BRIEF
Among the following entries, how many lines hold the string "when"? State only the number.

INPUT DATA
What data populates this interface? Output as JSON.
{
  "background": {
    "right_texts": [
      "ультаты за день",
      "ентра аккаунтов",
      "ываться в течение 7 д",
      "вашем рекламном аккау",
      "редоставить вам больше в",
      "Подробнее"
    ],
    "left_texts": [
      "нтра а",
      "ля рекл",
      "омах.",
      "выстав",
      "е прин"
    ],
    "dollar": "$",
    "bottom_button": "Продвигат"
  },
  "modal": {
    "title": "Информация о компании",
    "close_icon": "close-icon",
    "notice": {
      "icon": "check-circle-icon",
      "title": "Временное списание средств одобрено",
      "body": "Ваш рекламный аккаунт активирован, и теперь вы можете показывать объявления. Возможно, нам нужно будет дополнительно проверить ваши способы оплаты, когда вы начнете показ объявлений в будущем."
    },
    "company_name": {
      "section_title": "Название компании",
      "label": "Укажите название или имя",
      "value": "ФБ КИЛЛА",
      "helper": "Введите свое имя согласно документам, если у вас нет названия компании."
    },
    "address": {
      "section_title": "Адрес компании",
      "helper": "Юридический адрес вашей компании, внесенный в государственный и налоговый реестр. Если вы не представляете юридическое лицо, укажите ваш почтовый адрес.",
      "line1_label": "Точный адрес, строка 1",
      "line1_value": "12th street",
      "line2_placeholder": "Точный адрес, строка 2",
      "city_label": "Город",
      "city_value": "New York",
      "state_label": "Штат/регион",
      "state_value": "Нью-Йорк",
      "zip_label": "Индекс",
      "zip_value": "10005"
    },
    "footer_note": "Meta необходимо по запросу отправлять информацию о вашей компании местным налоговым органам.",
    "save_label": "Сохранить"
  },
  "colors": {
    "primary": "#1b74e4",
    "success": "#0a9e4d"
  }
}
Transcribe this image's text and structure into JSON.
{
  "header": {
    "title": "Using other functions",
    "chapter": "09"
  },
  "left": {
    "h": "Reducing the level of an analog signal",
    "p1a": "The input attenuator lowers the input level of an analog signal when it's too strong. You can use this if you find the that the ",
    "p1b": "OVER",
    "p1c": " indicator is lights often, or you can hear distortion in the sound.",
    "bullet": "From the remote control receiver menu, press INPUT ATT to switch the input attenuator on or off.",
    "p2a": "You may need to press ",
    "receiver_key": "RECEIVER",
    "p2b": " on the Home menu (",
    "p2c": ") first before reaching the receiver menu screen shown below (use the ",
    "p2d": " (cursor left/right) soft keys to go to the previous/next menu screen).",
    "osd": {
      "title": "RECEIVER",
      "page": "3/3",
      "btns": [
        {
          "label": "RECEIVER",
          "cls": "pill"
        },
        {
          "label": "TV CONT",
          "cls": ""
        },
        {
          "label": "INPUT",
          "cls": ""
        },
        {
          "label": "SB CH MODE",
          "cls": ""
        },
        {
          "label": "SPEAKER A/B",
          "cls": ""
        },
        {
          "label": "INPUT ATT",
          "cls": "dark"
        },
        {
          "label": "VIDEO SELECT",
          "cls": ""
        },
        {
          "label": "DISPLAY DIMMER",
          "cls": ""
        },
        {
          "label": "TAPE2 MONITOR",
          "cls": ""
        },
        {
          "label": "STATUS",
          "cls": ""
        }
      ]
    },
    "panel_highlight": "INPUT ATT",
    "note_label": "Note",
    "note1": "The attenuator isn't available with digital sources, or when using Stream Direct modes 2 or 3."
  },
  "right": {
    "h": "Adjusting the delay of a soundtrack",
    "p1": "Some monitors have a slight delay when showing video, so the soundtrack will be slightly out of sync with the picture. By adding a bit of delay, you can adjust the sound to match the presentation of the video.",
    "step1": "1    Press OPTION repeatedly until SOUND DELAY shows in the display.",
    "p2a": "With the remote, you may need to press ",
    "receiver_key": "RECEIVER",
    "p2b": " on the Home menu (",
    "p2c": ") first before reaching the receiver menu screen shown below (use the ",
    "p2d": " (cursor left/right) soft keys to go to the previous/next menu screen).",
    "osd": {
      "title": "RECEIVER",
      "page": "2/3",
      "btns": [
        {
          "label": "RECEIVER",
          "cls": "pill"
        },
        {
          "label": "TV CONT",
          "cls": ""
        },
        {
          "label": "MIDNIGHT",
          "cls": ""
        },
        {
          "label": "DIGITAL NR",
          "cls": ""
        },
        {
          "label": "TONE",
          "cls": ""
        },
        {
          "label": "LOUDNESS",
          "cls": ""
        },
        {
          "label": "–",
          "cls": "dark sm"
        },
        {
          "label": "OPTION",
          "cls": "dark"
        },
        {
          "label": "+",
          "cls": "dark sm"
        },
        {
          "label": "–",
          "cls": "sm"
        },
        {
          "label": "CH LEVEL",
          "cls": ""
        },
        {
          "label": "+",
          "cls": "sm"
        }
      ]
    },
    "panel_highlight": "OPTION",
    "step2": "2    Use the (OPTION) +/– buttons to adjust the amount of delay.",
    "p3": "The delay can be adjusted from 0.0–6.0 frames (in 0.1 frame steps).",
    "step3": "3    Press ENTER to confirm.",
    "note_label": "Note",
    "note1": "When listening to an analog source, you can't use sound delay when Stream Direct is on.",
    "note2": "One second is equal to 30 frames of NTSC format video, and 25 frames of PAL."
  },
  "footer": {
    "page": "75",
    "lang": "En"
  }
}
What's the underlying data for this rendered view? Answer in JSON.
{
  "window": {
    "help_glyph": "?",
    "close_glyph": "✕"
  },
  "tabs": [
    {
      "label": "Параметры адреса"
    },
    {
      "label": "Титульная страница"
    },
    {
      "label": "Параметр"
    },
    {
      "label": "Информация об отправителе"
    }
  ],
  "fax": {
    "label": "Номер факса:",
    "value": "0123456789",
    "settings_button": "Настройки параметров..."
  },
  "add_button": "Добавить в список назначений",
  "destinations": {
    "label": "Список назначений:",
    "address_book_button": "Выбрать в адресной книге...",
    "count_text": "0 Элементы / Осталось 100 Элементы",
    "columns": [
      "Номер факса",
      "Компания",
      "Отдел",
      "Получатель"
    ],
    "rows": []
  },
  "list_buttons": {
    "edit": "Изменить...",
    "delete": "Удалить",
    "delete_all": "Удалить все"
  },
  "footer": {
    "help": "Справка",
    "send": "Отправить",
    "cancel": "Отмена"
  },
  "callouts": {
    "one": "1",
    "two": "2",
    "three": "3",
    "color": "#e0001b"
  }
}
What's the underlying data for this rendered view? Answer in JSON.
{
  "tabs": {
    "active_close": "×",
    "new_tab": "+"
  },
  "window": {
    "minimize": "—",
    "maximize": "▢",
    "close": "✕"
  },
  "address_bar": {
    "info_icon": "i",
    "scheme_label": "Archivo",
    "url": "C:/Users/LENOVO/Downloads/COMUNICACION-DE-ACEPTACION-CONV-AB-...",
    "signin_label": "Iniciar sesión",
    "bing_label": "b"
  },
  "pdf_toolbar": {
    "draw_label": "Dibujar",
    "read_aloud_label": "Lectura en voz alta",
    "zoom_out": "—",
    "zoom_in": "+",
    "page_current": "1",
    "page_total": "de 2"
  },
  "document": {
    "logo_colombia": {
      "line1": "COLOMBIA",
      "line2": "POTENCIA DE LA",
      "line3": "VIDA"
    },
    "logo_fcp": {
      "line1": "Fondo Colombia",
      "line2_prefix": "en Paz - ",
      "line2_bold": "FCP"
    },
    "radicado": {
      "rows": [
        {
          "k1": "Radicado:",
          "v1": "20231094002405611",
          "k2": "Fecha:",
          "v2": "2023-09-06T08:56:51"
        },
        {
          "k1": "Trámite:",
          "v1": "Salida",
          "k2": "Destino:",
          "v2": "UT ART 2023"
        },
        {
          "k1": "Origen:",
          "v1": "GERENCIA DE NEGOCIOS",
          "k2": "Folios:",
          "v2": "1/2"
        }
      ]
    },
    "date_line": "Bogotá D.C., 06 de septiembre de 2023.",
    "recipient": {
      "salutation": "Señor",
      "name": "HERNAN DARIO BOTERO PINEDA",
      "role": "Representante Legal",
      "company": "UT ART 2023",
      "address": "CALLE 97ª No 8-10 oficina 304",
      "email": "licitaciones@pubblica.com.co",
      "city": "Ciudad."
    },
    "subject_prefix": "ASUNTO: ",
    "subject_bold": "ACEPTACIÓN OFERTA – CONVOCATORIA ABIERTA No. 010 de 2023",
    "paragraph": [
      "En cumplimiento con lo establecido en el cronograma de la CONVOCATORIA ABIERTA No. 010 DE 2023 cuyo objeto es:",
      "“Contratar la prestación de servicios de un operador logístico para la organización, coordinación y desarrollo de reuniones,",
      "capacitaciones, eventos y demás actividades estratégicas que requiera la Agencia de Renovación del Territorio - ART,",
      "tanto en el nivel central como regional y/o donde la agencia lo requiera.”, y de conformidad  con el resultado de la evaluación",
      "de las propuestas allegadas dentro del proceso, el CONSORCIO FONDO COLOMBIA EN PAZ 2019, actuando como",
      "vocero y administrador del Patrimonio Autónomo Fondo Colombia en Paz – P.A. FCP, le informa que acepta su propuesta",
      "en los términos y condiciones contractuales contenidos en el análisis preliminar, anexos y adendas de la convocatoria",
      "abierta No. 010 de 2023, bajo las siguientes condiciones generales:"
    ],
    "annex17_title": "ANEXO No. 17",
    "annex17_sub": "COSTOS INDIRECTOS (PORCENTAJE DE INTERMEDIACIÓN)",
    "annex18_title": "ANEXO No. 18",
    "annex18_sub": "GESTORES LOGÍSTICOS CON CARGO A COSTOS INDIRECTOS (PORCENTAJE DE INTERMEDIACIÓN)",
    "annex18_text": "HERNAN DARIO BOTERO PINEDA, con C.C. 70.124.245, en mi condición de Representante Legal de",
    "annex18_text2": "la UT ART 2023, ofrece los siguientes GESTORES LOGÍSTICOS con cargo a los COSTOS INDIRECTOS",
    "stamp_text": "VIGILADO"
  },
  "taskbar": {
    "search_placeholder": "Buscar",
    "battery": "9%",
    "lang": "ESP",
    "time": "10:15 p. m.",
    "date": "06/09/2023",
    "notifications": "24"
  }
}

RESULT OF THE TASK
4